++++ Task material ++++

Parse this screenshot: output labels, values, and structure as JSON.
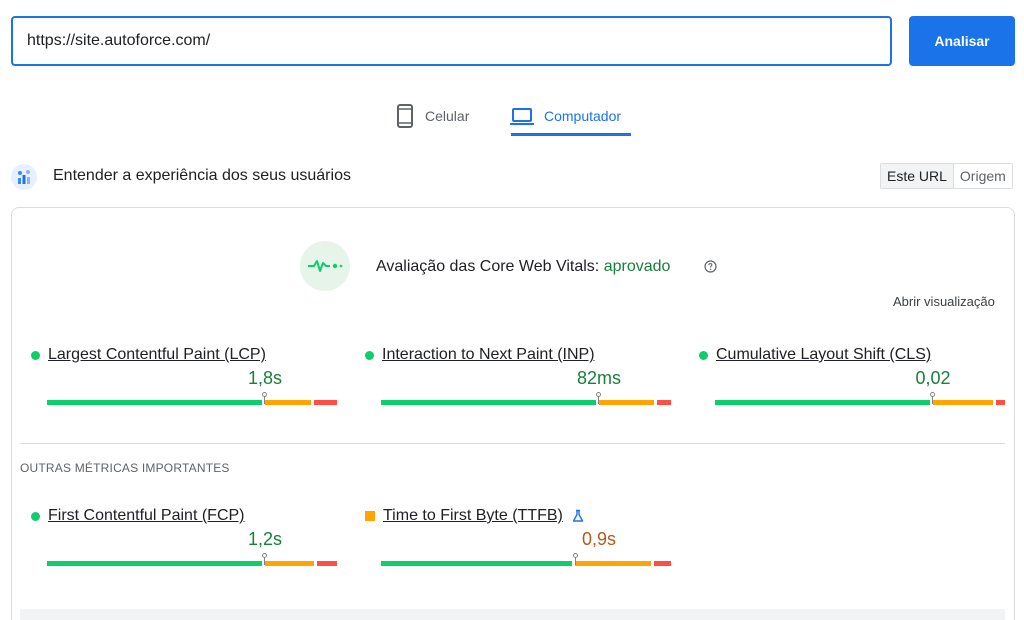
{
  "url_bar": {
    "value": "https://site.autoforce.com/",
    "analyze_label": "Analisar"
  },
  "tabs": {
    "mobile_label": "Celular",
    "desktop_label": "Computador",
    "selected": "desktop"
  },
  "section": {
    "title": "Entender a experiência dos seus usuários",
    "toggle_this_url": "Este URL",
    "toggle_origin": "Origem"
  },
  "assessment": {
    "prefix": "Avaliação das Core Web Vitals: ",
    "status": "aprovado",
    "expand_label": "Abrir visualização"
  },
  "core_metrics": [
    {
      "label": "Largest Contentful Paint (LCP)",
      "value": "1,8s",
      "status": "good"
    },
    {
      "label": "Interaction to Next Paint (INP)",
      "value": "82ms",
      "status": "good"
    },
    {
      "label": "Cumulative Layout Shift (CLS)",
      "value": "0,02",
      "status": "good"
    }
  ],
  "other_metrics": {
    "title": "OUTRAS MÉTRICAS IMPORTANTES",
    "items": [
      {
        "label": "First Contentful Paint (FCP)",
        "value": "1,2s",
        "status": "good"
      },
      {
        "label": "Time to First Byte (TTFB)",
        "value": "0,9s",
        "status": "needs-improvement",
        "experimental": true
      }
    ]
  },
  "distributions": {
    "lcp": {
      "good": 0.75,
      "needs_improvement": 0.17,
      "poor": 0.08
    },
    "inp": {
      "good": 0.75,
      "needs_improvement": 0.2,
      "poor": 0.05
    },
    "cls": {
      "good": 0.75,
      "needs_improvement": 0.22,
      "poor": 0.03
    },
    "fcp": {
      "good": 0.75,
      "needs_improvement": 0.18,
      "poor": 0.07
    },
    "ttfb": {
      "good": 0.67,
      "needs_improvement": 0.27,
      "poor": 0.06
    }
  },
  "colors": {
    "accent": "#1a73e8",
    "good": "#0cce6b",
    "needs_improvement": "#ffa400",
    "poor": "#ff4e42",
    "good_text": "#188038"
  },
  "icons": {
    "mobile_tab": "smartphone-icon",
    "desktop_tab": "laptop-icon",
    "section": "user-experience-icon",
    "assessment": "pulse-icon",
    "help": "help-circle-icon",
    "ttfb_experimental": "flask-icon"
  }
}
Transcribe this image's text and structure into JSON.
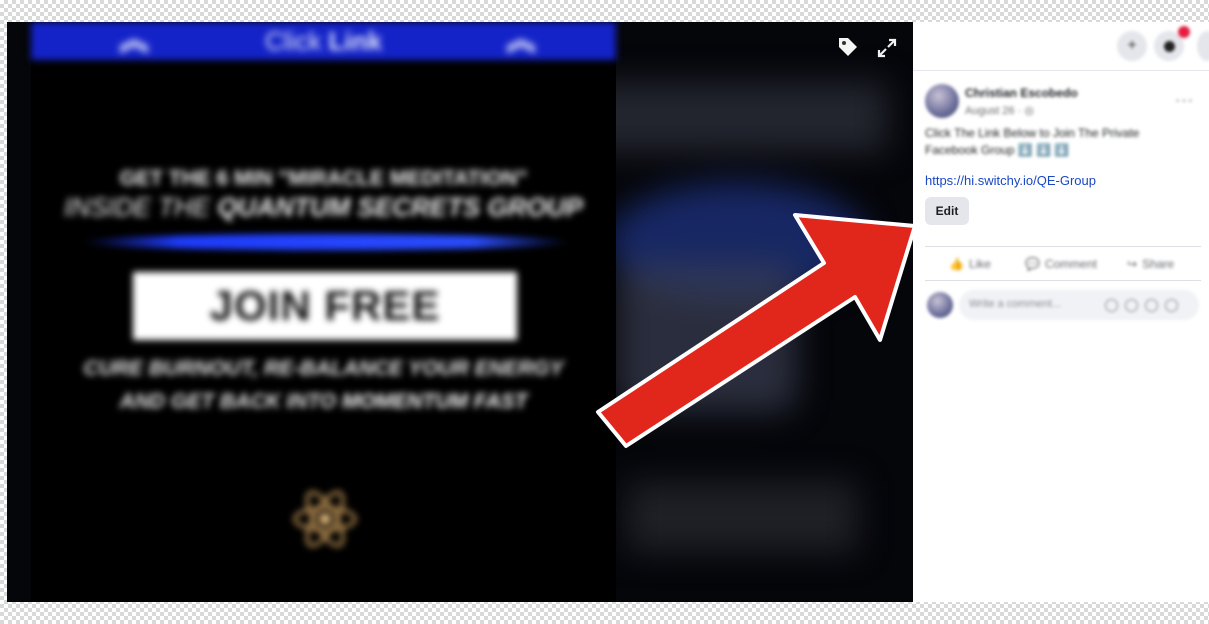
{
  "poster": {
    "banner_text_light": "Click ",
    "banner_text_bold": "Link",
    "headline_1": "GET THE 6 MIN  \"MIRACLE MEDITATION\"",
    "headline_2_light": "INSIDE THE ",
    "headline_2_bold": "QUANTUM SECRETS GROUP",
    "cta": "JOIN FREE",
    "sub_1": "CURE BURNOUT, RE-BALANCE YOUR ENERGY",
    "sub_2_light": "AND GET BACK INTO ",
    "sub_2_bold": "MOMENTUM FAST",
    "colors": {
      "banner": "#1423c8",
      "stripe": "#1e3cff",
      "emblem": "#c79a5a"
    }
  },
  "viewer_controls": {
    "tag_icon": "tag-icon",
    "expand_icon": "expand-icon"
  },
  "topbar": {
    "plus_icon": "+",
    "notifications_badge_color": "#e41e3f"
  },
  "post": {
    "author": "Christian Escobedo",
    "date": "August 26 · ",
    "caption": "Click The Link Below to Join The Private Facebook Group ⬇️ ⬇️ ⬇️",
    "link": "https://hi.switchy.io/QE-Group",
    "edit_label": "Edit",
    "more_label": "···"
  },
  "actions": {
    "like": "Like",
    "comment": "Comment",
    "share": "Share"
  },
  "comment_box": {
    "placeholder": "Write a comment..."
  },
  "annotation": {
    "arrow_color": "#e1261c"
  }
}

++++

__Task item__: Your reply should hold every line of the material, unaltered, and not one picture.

__Response area__:
Parse this screenshot: output labels, values, and structure as JSON.
{
  "url_bar": {
    "value": "https://site.autoforce.com/",
    "analyze_label": "Analisar"
  },
  "tabs": {
    "mobile_label": "Celular",
    "desktop_label": "Computador",
    "selected": "desktop"
  },
  "section": {
    "title": "Entender a experiência dos seus usuários",
    "toggle_this_url": "Este URL",
    "toggle_origin": "Origem"
  },
  "assessment": {
    "prefix": "Avaliação das Core Web Vitals: ",
    "status": "aprovado",
    "expand_label": "Abrir visualização"
  },
  "core_metrics": [
    {
      "label": "Largest Contentful Paint (LCP)",
      "value": "1,8s",
      "status": "good"
    },
    {
      "label": "Interaction to Next Paint (INP)",
      "value": "82ms",
      "status": "good"
    },
    {
      "label": "Cumulative Layout Shift (CLS)",
      "value": "0,02",
      "status": "good"
    }
  ],
  "other_metrics": {
    "title": "OUTRAS MÉTRICAS IMPORTANTES",
    "items": [
      {
        "label": "First Contentful Paint (FCP)",
        "value": "1,2s",
        "status": "good"
      },
      {
        "label": "Time to First Byte (TTFB)",
        "value": "0,9s",
        "status": "needs-improvement",
        "experimental": true
      }
    ]
  },
  "distributions": {
    "lcp": {
      "good": 0.75,
      "needs_improvement": 0.17,
      "poor": 0.08
    },
    "inp": {
      "good": 0.75,
      "needs_improvement": 0.2,
      "poor": 0.05
    },
    "cls": {
      "good": 0.75,
      "needs_improvement": 0.22,
      "poor": 0.03
    },
    "fcp": {
      "good": 0.75,
      "needs_improvement": 0.18,
      "poor": 0.07
    },
    "ttfb": {
      "good": 0.67,
      "needs_improvement": 0.27,
      "poor": 0.06
    }
  },
  "colors": {
    "accent": "#1a73e8",
    "good": "#0cce6b",
    "needs_improvement": "#ffa400",
    "poor": "#ff4e42",
    "good_text": "#188038"
  },
  "icons": {
    "mobile_tab": "smartphone-icon",
    "desktop_tab": "laptop-icon",
    "section": "user-experience-icon",
    "assessment": "pulse-icon",
    "help": "help-circle-icon",
    "ttfb_experimental": "flask-icon"
  }
}
Transcribe this image's text and structure into JSON.
{
  "poster": {
    "banner_text_light": "Click ",
    "banner_text_bold": "Link",
    "headline_1": "GET THE 6 MIN  \"MIRACLE MEDITATION\"",
    "headline_2_light": "INSIDE THE ",
    "headline_2_bold": "QUANTUM SECRETS GROUP",
    "cta": "JOIN FREE",
    "sub_1": "CURE BURNOUT, RE-BALANCE YOUR ENERGY",
    "sub_2_light": "AND GET BACK INTO ",
    "sub_2_bold": "MOMENTUM FAST",
    "colors": {
      "banner": "#1423c8",
      "stripe": "#1e3cff",
      "emblem": "#c79a5a"
    }
  },
  "viewer_controls": {
    "tag_icon": "tag-icon",
    "expand_icon": "expand-icon"
  },
  "topbar": {
    "plus_icon": "+",
    "notifications_badge_color": "#e41e3f"
  },
  "post": {
    "author": "Christian Escobedo",
    "date": "August 26 · ",
    "caption": "Click The Link Below to Join The Private Facebook Group ⬇️ ⬇️ ⬇️",
    "link": "https://hi.switchy.io/QE-Group",
    "edit_label": "Edit",
    "more_label": "···"
  },
  "actions": {
    "like": "Like",
    "comment": "Comment",
    "share": "Share"
  },
  "comment_box": {
    "placeholder": "Write a comment..."
  },
  "annotation": {
    "arrow_color": "#e1261c"
  }
}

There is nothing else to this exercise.